Faculty Sponsor's Department:
Reliable detection of critical damage occurring in structural parts in aeronautics is of highest importance to ensure safe operation. Non-destructive testing by ultrasonic resonance spectroscopy has shown great potential to detect damage that occurs during service of Ni-based superalloy jet engine turbine blades. Despite the commercial use of this technique, its limits, capabilities and fundamental interactions between ultrasonic waves and material microstructures and coatings are not yet well understood. Specifically, this investigation will focus on damage within aluminide coatings as protective layers on conventionally cast superalloy MAR-M 247 and its influence on resonance. The approach is to replicate in-service damage at the lab scale in a controlled environment while measuring corresponding changes in resonance behavior. Simple geometry samples were aluminide coated in the two-step “pack cementation” to produce substrate-coating structures simulating in-service turbine blades. Initial measurements show significant resonance shifts induced by the coating procedure, indicating that the applied resonance spectroscopy set-up is sensitive to aluminide coatings. Furthermore samples will be exposed to cyclic temperature in order to create coating defects such as thermal stress induced cracks and spallations similar to those observed in in-service turbine blades.
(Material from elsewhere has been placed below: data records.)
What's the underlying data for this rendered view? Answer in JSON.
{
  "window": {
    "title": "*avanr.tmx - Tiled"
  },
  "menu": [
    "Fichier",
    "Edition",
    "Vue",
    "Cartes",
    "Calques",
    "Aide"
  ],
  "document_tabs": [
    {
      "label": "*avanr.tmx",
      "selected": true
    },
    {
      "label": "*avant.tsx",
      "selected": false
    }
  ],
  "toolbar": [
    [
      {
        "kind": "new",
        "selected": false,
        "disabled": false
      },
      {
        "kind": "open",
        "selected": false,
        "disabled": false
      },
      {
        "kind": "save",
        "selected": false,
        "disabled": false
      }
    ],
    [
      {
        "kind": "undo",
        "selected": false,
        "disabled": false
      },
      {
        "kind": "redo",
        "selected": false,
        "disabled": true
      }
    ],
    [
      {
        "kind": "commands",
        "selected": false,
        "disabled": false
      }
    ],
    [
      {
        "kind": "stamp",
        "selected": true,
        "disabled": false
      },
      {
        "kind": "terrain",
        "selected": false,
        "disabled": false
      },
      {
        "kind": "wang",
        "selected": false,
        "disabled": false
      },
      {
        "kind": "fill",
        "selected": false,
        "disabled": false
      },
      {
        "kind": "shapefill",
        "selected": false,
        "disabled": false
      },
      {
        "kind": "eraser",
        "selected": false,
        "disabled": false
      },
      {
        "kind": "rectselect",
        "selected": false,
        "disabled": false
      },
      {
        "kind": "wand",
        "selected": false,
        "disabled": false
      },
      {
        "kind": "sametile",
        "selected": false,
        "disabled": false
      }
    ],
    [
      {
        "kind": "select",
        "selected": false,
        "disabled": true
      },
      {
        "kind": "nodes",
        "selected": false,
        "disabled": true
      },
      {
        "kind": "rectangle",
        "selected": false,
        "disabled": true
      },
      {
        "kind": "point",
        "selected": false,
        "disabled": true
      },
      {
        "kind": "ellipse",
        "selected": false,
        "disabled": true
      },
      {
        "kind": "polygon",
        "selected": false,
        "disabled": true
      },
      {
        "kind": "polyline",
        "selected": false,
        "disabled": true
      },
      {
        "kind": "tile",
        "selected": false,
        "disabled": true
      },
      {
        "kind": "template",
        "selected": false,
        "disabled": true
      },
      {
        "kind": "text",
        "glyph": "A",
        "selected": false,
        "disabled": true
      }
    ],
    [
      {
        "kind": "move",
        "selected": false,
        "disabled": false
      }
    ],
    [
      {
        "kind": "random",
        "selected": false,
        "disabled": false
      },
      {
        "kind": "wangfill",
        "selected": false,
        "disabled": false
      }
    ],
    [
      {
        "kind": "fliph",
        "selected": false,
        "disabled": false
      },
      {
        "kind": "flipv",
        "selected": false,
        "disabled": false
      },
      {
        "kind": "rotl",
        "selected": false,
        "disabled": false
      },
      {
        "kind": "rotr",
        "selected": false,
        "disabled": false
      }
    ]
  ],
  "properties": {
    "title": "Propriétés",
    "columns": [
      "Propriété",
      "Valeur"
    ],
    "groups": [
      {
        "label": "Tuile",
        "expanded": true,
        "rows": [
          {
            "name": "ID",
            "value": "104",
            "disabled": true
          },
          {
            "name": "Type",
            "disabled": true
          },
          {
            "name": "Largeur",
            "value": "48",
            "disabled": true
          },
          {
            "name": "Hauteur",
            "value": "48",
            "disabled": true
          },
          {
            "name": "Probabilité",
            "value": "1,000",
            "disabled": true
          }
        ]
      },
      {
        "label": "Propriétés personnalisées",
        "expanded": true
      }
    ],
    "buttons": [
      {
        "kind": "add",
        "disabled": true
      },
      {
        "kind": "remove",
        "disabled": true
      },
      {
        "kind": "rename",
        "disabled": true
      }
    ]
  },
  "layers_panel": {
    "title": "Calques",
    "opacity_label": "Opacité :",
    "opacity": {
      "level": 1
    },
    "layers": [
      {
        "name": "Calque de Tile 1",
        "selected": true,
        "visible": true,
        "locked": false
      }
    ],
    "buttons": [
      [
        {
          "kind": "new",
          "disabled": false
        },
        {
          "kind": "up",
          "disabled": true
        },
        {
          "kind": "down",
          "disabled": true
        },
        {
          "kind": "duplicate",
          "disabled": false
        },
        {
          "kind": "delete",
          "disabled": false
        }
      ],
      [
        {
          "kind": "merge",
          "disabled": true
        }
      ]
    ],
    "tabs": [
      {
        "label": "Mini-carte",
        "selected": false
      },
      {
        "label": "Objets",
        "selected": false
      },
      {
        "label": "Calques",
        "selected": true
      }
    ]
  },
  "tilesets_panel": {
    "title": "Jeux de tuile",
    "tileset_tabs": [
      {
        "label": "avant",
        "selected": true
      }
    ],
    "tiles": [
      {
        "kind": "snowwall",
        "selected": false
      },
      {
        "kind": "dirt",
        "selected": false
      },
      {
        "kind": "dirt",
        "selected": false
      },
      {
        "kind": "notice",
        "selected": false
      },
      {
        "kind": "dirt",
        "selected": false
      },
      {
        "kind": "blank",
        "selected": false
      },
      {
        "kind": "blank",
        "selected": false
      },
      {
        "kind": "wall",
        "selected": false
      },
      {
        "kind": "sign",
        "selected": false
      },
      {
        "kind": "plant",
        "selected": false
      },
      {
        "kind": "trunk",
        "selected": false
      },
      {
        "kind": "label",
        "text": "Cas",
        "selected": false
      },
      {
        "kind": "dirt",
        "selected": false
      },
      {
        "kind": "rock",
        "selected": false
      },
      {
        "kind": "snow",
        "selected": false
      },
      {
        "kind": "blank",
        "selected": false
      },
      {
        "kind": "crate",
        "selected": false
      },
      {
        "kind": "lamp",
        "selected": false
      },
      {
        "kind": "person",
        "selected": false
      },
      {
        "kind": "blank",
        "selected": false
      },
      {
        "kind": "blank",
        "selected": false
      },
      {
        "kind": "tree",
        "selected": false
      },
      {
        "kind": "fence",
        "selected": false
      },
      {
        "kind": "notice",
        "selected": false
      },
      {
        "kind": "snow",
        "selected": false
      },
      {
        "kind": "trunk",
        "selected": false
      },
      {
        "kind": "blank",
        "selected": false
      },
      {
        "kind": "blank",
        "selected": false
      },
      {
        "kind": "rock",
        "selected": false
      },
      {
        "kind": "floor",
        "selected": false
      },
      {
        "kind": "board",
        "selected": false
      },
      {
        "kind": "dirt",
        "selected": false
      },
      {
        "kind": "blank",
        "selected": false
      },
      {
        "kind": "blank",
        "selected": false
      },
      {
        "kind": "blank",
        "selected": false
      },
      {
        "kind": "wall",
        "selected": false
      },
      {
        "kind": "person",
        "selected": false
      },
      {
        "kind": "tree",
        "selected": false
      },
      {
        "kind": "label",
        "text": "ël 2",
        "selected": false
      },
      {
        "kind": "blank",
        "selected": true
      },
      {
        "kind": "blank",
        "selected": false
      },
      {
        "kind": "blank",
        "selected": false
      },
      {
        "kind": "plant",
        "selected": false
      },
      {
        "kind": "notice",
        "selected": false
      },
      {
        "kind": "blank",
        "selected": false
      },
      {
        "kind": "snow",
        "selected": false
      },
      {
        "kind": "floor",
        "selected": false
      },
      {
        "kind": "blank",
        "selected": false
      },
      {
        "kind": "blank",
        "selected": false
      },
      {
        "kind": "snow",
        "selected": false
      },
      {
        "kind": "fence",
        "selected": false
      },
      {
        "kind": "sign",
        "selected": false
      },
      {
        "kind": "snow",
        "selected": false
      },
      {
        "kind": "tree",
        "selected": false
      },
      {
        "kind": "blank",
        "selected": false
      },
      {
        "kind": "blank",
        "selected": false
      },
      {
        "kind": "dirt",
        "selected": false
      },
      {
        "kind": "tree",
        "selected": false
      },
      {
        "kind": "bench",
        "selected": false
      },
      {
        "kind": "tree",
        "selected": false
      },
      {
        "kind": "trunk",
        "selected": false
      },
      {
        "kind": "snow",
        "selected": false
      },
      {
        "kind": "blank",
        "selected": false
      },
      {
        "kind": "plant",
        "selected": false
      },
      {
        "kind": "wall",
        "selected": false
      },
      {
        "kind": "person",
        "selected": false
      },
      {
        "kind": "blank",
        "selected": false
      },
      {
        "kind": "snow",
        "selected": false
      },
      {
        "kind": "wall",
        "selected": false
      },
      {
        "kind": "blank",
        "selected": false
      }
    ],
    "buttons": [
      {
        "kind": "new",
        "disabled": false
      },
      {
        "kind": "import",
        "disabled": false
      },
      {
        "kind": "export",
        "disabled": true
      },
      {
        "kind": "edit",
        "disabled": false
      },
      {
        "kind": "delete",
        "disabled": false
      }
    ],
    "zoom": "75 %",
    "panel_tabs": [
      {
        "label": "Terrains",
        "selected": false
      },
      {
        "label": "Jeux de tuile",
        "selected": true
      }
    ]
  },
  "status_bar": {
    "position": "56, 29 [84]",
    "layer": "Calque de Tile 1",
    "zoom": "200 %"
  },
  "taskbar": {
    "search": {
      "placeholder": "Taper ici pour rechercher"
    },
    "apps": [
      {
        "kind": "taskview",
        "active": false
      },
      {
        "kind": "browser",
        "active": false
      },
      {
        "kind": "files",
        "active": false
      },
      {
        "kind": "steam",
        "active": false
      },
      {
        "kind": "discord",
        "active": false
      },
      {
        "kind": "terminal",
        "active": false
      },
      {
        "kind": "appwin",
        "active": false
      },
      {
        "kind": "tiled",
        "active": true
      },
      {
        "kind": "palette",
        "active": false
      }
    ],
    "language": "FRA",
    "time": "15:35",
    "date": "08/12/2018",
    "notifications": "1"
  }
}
Simultaneously resonance measurements will be taken to investigate how evolving damage further influences the resonance behavior.